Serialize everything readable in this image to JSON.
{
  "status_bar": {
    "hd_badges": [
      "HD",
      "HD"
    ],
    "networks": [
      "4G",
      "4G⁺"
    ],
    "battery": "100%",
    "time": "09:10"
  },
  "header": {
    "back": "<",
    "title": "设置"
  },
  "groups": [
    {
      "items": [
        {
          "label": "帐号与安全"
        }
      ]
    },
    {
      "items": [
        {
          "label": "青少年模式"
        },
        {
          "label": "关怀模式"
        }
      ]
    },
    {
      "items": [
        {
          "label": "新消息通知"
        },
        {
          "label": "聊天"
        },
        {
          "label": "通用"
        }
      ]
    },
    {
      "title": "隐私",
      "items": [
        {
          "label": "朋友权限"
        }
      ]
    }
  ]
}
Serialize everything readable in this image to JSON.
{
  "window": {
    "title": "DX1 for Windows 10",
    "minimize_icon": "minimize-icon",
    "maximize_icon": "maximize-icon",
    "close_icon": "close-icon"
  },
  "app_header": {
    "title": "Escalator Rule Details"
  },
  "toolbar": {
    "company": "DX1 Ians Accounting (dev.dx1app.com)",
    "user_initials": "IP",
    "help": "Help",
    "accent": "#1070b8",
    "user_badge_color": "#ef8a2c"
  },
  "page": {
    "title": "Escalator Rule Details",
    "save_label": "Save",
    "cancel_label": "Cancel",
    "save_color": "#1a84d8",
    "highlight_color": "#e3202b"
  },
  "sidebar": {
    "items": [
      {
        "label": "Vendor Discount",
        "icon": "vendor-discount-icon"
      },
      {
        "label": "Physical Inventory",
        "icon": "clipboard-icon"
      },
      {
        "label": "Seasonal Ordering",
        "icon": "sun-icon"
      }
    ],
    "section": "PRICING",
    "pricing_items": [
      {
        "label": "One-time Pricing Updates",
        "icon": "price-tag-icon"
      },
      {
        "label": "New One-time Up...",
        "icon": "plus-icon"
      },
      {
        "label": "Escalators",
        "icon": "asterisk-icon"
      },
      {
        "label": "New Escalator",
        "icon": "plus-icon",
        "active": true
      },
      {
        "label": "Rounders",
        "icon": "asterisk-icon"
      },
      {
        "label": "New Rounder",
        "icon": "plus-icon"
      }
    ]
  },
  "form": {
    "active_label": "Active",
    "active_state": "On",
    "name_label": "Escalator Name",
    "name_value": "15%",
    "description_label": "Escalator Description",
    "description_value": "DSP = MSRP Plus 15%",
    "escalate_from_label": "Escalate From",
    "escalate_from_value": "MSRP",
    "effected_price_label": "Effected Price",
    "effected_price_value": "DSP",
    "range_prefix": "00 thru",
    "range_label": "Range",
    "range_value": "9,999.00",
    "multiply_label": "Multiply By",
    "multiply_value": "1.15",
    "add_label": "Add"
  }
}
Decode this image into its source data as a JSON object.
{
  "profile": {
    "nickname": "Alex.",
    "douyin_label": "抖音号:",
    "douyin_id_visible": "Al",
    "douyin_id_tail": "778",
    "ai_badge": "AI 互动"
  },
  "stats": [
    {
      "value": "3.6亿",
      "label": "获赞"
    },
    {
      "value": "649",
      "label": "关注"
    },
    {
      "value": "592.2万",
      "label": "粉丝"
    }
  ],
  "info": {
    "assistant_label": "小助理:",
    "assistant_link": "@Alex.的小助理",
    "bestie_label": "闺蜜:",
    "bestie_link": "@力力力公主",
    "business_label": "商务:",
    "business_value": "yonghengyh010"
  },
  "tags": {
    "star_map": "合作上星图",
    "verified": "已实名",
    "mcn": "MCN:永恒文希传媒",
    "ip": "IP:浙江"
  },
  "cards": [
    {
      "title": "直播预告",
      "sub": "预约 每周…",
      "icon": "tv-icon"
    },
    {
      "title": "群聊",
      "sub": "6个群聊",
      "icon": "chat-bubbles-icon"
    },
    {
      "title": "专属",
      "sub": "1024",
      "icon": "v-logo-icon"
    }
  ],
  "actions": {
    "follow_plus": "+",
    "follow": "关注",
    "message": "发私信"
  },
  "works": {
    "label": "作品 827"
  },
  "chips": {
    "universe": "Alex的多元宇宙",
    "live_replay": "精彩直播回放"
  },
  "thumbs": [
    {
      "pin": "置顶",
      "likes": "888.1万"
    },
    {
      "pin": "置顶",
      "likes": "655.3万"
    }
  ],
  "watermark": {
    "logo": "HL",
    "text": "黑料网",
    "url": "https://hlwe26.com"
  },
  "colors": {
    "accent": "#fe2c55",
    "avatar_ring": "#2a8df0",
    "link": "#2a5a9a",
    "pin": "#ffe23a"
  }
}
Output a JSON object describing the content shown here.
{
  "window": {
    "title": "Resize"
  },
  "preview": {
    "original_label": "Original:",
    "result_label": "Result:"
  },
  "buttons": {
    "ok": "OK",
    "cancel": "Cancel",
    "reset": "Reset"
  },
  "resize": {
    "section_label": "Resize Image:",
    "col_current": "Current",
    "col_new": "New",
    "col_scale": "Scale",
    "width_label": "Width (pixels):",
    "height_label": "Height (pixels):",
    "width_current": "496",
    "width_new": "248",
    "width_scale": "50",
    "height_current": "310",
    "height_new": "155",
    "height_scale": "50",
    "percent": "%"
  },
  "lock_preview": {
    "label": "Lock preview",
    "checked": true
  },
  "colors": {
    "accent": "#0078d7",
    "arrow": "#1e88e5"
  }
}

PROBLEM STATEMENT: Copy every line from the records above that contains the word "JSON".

OUTPUT FOR THIS TASK:
Serialize everything readable in this image to JSON.
Serialize everything readable in this image to JSON.
Decode this image into its source data as a JSON object.
Output a JSON object describing the content shown here.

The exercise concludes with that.